Shortly after winning the Democratic mayoral primary in 2021, Adams, then Brooklyn’s borough president, reached out to Daniel Nigro, the New York City fire commissioner at the time, encouraging him to let Turkish government officials use the building, which had not yet opened because fire department officials had refused to sign off on the safety of its occupancy, sources told The New York Times.
NBC News has not independently verified the Times report.
Adams said in a statement Sunday via campaign spokesperson Evan Thies that part of his role as Brooklyn borough president was to “notify government agencies of issues on behalf of constituents and constituencies.”
“I have not been accused of wrongdoing and I will continue to cooperate with investigators,” he said.
City Hall Chief Counsel Lisa Zornberg said in a statement Sunday that Adams and her team are cooperating with investigators.
“We hope that investigators will continue to cooperate with us and reprimand any federal officer who has improperly leaked details about this investigation,” Zornberg said, “as such conduct could prejudice the public and undermines the integrity of our law enforcement process.”
The examination is part of an ongoing campaign fundraising investigation that led FBI agents to seize multiple electronic devices from Adams earlier this week.
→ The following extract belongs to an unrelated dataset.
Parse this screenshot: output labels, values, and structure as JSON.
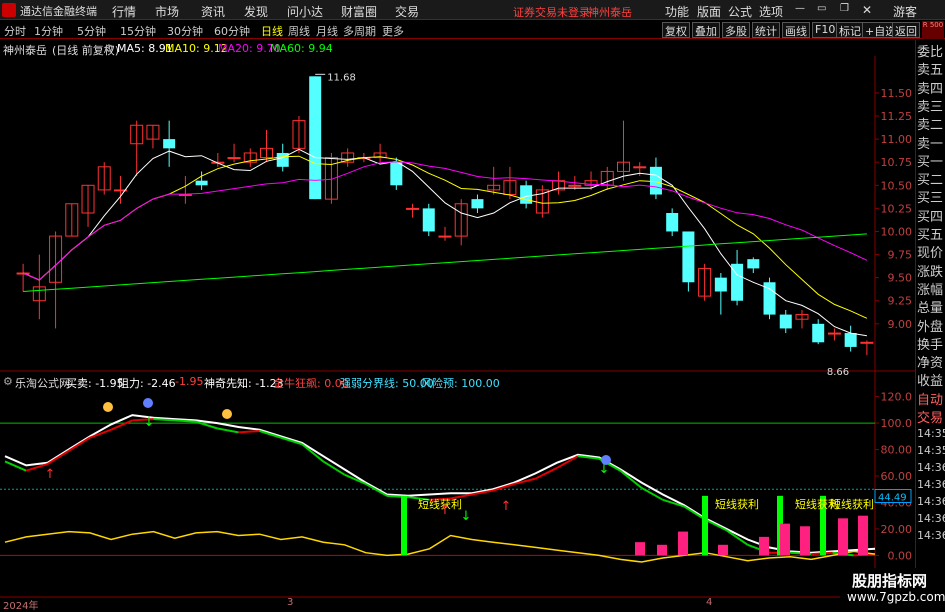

The mayor’s team said this week that it had willingly alerted authorities involved in the federal investigation to someone who “acted improperly.” And at a news conference this week, Adams said he would be “shocked” if investigators find that his campaign had coordinated illegal behavior.
Adams’ text exchanges with Nigro and Turkish Consul General Reyhan Özgür from September 2021 suggested the mayor may have helped speed up the opening of the Turkish government’s new building, sources told the New York Post. But they said the texts did not appear to show criminal activity.
Özgür had asked Adams if he could help the building receive a “temporary certificate of occupancy” from the city’s fire department, according to the sources’ descriptions of the text messages, and Adams then asked Nigro to look into it — but didn’t instruct him to do anything in particular.
NBC News has not independently verified the Post report.
NBC New York reported earlier this month that Adams had raised more than $2 million for his re-election campaign in 2025. Adams, formerly a New York Police Department captain, had campaigned as a tough-on-crime Democrat who would increase the city’s police staffing and funding.
In July, six people were charged in an alleged scheme to divert tens of thousands of dollars to Adams’ campaign through straw donors, or people whose names were used to subvert individual donation limits. Two pleaded guilty.
The allegations, filed in state court, did not implicate Adams, and his representatives have said he did not have knowledge of the alleged scheme.